In total, Wright racked up five sacks, six quarterback hits and 8.5 tackles for loss. He led the team in quarterback hits, ranked second in sacks and third in tackles for loss. Tales of his prowess as a pressure producing linebacker reached beyond Nippert Stadium as well. Although he did not earn any accolades for his work, he tied for the third-most sacks and the 12th-most tackles for loss among linebackers in the American Athletic Conference, according to
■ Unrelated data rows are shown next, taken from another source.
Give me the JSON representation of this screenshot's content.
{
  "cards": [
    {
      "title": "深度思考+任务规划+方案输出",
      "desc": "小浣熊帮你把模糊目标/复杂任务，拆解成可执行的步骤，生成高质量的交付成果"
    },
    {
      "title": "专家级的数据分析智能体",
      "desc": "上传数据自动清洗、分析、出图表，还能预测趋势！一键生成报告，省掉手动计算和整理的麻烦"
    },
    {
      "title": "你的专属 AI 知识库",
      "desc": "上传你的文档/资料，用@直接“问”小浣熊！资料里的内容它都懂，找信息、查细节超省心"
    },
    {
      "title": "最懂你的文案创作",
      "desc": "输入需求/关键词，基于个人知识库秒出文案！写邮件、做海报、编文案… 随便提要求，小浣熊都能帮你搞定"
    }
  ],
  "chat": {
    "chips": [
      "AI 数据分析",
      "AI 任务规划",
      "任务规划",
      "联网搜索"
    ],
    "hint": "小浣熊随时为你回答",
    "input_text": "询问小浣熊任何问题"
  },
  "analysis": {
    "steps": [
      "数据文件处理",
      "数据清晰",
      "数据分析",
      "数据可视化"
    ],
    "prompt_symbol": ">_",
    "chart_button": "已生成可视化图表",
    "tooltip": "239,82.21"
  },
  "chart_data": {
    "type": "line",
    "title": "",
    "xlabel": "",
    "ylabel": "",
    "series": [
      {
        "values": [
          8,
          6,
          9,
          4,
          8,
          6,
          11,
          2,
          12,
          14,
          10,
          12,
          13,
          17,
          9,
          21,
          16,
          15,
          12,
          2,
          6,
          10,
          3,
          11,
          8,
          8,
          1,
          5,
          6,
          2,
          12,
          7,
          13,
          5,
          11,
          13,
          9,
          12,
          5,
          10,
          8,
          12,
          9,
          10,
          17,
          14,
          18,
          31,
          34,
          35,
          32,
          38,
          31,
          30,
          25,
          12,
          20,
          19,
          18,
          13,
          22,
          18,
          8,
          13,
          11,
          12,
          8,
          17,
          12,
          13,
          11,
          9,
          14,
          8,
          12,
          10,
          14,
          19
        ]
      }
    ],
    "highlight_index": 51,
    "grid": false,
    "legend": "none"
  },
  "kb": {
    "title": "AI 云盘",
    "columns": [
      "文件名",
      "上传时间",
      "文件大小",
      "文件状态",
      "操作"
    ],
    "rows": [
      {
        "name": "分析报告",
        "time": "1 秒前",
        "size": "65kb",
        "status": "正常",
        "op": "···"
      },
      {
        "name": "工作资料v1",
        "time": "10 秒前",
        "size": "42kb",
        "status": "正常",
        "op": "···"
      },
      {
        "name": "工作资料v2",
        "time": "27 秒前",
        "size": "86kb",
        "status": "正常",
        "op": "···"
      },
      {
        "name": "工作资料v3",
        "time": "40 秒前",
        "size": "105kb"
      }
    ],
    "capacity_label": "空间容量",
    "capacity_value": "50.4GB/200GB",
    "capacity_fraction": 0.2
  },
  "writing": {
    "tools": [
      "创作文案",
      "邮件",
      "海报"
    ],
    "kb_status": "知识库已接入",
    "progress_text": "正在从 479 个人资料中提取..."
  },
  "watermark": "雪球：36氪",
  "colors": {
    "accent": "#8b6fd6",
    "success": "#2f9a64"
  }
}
As mentioned, prior to 2018, Wright had not had as much luck with creating pressure for opposing backfields. He also hadn’t had a ton of chances to prove himself overall, both due to injury and a lack of playing time. A 13-game starter in 2018, Wright had played in 14 games total over the previous two years after redshirting in 2015. With a starter’s slate of minutes to work with, he certainly exhibited that he was more than capable of destroying opposing offenses and their game plans, supplying 55 total tackles, a forced fumble and a fumble recovery to go along with his burgeoning pass rushing numbers. Of those total tackles, 26 came by way of solo efforts and 29 were assisted, showing that Wright worked well with his teammates and within UC’s schemes to bring ball carriers down.

Wright was at the peak of his powers right from the word go in 2018. In a stunning season-opening victory against UCLA, Wright kept the Bruins on edge all game by securing two sacks and three total tackles for loss. He would provide strong efforts throughout the season, of course, such as when he had eight solo tackles and a sack against SMU, but he was at his most devastating against the Bruins. I wonder if they’ll remember that when the Bearcats host UCLA to begin the 2019 campaign.
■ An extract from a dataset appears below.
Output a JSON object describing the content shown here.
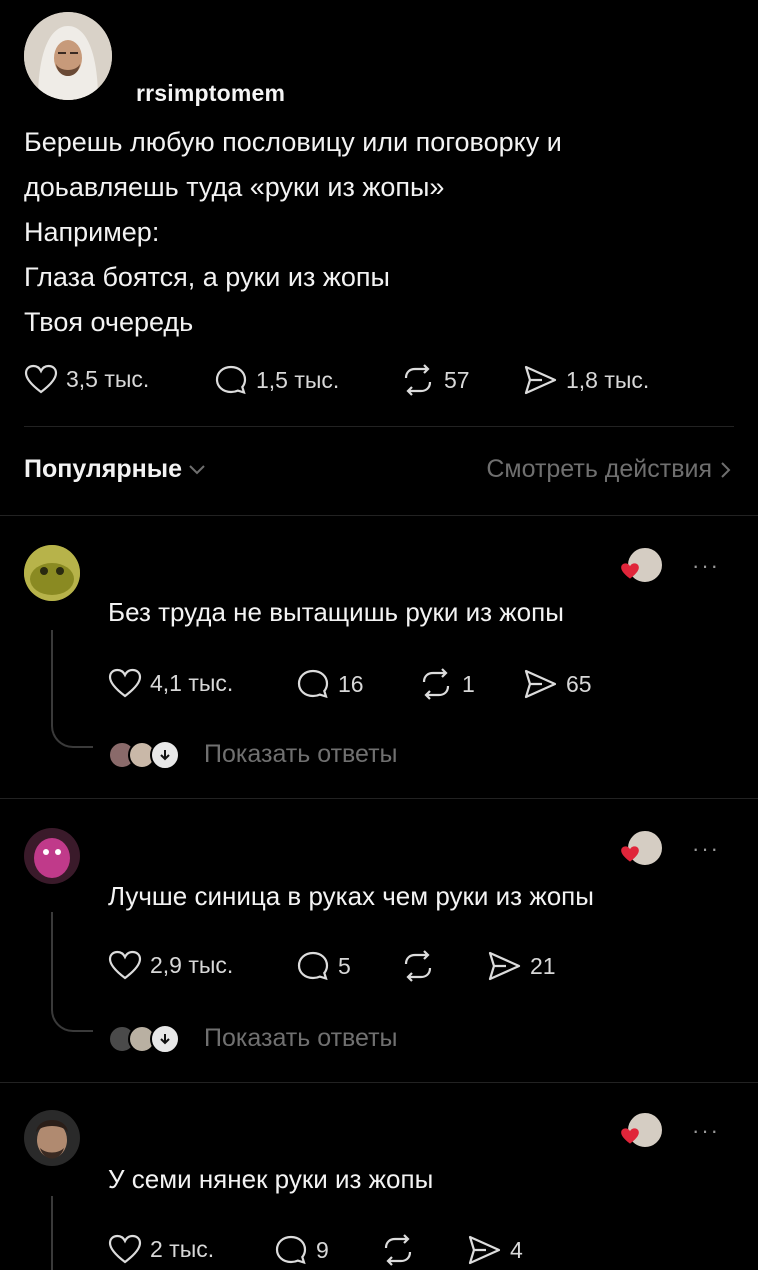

Due to the fact that he was often sent rushing in to break up blockers on the offensive line and pressure the quarterback, Wright’s work in pass coverage was not always highlighted or required last season. However, he has shown that he is capable in that area before. In 2017 he had three passes defended and an interception. His role changed a bit in 2018 but if he has to drop back and cover more in 2019, he should be able to handle the responsibility just fine.

Now that Cortez Broughton, Kimoni Fitz and Marquise Copeland are gone, Wright will be leading the charge on the pass rush for the Bearcats along with Michael Pitts. For a defense that should remain one of the stoutest in the AAC, Wright’s efforts in creating pressure will be paramount to their success, especially if he can push his fellow linebackers to greater efficiency in that area as well.